Search the records for the string "portrait", then copy each line that has it.
::: Dataset entries :::
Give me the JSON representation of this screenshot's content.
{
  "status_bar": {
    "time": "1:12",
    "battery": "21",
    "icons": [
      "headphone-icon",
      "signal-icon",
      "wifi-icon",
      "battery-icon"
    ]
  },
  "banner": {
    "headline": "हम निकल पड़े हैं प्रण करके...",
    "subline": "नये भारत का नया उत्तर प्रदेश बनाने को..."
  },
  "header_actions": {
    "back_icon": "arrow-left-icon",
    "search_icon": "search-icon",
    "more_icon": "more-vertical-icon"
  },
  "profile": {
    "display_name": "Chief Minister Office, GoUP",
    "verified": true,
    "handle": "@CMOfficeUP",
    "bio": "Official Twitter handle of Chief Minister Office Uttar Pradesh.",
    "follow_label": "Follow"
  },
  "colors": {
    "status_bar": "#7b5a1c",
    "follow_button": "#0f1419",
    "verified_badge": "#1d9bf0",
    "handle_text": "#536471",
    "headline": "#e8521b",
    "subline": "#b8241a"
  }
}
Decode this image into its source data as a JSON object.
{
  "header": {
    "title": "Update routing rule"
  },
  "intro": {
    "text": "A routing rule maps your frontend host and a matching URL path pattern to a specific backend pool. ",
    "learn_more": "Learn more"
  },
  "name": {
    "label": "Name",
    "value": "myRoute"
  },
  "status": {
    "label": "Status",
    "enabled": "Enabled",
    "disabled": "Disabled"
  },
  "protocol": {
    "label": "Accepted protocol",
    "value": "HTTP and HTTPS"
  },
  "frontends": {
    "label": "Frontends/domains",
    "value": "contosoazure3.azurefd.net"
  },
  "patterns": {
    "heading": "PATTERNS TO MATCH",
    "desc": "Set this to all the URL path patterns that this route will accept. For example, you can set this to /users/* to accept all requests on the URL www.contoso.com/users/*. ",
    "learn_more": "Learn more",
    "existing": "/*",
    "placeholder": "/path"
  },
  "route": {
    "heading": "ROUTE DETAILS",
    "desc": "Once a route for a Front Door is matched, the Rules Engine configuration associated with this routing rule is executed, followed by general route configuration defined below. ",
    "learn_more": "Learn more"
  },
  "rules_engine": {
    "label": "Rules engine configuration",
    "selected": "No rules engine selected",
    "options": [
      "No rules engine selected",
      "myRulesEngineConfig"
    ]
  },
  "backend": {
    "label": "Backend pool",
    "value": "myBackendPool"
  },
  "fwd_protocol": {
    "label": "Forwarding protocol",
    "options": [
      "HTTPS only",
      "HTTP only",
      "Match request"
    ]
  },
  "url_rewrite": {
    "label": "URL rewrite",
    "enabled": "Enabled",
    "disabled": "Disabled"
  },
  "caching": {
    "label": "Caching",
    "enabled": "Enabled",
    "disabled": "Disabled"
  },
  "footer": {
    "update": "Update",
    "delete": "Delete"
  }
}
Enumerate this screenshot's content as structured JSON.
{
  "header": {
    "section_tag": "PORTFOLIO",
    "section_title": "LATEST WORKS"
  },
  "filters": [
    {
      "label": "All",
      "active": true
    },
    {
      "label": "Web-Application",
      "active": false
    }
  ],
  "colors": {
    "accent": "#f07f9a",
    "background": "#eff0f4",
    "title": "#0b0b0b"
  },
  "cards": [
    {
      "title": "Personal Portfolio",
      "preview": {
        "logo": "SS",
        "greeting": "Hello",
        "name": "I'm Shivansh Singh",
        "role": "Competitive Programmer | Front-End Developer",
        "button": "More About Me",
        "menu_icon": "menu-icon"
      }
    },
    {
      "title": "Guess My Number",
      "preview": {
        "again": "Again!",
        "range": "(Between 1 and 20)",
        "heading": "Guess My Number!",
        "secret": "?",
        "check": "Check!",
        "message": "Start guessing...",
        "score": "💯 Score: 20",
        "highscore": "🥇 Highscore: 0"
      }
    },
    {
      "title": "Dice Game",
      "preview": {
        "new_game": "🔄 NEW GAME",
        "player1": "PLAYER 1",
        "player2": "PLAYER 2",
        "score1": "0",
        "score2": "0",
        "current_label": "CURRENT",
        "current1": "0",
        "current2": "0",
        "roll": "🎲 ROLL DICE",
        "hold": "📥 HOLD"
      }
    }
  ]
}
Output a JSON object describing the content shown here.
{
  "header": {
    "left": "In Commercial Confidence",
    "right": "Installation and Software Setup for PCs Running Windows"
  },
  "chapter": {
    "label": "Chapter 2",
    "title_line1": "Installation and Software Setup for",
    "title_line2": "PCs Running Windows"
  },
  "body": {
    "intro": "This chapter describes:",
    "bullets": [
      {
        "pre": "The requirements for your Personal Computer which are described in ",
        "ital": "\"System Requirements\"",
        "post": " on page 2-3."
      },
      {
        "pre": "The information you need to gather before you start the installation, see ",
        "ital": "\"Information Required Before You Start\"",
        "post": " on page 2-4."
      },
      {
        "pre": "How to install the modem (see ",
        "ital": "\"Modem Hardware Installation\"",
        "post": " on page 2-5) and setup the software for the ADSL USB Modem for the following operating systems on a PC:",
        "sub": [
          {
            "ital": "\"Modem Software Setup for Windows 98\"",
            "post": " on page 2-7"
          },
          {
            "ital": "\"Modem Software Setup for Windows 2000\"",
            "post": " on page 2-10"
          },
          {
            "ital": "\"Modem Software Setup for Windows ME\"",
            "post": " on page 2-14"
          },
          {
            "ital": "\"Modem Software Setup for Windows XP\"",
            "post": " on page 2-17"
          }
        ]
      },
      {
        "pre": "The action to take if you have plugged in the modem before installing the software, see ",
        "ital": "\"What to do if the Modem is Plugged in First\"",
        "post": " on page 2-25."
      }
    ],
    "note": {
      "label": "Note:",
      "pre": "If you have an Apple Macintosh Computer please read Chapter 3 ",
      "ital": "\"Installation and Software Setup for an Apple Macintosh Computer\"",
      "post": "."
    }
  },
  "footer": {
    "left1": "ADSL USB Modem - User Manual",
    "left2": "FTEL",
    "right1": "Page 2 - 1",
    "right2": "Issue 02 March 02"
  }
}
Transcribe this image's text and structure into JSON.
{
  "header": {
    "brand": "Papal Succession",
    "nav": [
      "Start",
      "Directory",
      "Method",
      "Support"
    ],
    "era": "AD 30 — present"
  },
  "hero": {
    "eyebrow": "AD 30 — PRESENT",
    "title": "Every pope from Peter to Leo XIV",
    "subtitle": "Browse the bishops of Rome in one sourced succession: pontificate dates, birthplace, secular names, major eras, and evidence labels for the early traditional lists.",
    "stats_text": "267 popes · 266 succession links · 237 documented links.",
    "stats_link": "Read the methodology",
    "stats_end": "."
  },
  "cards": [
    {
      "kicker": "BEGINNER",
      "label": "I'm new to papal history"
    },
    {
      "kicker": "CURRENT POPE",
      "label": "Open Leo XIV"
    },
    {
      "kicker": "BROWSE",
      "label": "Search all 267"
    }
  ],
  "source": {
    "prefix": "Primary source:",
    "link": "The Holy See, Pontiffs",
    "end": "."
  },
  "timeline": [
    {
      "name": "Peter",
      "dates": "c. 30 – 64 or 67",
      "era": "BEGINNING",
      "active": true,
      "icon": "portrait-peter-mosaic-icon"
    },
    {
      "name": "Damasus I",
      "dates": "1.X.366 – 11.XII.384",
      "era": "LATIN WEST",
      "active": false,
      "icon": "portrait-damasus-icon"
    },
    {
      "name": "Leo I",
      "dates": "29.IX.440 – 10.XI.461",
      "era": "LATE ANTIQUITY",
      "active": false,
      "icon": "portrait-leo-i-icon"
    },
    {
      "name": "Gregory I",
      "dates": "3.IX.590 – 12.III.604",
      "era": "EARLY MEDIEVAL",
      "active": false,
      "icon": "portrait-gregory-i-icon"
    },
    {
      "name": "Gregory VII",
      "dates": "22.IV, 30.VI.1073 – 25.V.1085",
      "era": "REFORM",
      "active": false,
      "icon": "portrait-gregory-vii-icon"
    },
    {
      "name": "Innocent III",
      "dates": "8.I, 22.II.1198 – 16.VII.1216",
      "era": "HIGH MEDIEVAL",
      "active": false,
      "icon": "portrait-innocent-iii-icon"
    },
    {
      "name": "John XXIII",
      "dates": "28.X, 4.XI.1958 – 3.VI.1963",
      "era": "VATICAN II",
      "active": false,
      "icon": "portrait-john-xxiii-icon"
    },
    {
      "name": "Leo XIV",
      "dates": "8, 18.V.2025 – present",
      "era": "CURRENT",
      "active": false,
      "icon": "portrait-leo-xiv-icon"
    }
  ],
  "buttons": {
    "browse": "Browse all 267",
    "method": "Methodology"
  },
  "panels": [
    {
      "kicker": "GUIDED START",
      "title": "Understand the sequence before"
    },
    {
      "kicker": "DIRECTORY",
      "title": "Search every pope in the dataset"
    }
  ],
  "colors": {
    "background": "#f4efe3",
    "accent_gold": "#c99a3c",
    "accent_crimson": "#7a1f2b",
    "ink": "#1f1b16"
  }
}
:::
Worked solution =
      "icon": "portrait-peter-mosaic-icon"
      "icon": "portrait-damasus-icon"
      "icon": "portrait-leo-i-icon"
      "icon": "portrait-gregory-i-icon"
      "icon": "portrait-gregory-vii-icon"
      "icon": "portrait-innocent-iii-icon"
      "icon": "portrait-john-xxiii-icon"
      "icon": "portrait-leo-xiv-icon"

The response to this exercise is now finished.